The steep Big Hill line was used for 24 years from 1885, being blasted out of solid rock by 1000 workers hired at $2.25 per 10-hour day while braving spring snow avalanches. Balancing on trestle timbers over a raging river, blasting cliffs with unpredictable nitroglycerine and dodging rocks rolled loose by workers above, deaths averaged one a week.

When the rail cutting was made, steam engines chugged up a treacherously steep track, but coming down was a nightmare. Wrecks of runaway trains soon littered the ‘temporary’ Big Hill route.

Finally in 1907, thundering explosions again echoed in the Kicking Horse Valley. Some 1000 men using 75 rail carloads of dynamite built two, so-called Spiral Tunnels. A new figure eight track spiraled into the mountains requiring narrow gauge steam engines to haul away more than 600,000 cubic metres of rock debris.

Based on a Swiss idea, the loop lines ingeniously reduced the steepness of the Big Hill by half, so that the front of a 3-kilometrefreight train can be seen today while its end disappears into a tunnel beneath itself (pictured).The Big Hill rail route was soon abandoned. Part of it has become part of the Trans-Canada Highway.

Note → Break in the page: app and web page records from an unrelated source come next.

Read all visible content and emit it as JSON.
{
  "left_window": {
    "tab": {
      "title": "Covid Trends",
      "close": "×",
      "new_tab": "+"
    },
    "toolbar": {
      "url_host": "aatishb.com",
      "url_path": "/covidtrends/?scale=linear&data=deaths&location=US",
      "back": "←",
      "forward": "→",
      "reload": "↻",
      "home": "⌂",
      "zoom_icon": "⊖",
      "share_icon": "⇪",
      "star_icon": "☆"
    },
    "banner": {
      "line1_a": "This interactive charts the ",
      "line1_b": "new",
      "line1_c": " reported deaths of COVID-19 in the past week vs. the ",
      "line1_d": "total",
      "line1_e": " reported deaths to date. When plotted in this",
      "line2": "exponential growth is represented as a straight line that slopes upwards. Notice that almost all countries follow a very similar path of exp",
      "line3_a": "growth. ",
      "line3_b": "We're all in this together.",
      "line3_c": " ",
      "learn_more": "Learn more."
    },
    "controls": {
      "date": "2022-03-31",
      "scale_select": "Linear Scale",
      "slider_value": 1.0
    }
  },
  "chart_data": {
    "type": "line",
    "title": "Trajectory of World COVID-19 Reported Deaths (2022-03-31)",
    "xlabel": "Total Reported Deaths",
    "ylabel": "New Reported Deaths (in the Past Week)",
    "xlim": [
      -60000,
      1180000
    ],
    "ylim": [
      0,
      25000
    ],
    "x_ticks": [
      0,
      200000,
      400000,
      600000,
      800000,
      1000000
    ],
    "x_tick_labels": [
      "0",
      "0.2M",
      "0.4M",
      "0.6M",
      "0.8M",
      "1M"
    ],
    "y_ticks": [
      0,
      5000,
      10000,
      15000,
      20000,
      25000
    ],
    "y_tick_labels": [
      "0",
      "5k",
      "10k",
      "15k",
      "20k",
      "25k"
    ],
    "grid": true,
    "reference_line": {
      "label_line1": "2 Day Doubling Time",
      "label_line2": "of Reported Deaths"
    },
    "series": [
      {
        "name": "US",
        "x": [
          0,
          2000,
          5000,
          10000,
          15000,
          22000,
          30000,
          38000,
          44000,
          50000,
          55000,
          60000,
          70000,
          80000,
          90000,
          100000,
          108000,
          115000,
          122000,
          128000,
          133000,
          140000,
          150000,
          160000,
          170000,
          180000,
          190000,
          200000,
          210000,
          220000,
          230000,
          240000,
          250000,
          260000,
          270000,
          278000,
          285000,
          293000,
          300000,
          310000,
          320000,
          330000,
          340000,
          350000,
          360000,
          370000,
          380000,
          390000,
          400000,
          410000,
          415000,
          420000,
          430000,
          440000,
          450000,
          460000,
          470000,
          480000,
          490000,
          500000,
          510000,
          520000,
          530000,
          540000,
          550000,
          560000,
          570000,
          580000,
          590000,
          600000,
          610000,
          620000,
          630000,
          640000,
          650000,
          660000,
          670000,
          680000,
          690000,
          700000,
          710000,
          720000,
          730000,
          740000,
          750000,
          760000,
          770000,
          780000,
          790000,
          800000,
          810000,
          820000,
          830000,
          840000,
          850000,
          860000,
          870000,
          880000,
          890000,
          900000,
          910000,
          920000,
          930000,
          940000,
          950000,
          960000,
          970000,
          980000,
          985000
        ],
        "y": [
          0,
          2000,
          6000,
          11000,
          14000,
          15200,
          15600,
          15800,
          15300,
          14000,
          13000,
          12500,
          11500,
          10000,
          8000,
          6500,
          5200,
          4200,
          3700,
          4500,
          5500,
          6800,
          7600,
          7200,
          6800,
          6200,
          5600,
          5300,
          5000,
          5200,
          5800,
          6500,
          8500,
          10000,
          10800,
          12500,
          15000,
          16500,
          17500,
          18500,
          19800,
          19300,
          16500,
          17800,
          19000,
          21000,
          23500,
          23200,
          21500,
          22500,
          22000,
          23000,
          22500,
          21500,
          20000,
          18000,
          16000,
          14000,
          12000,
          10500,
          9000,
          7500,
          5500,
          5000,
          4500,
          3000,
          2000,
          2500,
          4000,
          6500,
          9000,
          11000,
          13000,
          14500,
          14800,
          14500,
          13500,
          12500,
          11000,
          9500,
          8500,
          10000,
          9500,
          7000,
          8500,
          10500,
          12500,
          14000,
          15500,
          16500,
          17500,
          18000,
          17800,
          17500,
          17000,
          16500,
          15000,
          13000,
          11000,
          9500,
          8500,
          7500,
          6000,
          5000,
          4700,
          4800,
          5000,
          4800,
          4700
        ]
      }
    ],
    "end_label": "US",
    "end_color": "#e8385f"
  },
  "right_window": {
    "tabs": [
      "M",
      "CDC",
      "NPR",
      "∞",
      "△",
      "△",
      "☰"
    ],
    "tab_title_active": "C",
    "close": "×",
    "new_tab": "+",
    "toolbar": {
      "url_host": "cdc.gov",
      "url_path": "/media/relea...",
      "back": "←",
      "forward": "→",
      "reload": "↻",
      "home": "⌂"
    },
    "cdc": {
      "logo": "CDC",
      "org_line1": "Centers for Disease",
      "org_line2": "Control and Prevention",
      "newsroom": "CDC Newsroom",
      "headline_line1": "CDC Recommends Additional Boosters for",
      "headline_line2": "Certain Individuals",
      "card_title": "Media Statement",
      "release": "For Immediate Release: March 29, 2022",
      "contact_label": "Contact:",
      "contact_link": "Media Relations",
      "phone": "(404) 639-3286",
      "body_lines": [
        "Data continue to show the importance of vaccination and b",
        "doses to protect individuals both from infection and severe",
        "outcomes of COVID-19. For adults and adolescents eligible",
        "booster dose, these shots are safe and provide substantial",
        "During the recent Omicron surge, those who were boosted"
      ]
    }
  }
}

And all this is without the story of the tragedy of heavy snowslides further along the CPR line at Rogers Pass in early 1910.That’s when an avalanche suddenly smothered 182 metres of just-excavated track to a depth of nine metres. A locomotivewas buried and 58 workers died. Some 600 men using shovels dug frantically to help. Rescuers found many of the dead still standing up.The force of the avalanche even ripped off the train’s 62-tonne snow plough, hurling it 18 metres away up a slope.

For when we think of rail building in Canada, and elsewhere, we never seem to recall thegreat human cost of doing it, do we?

[email protected]苏州半永久纹眉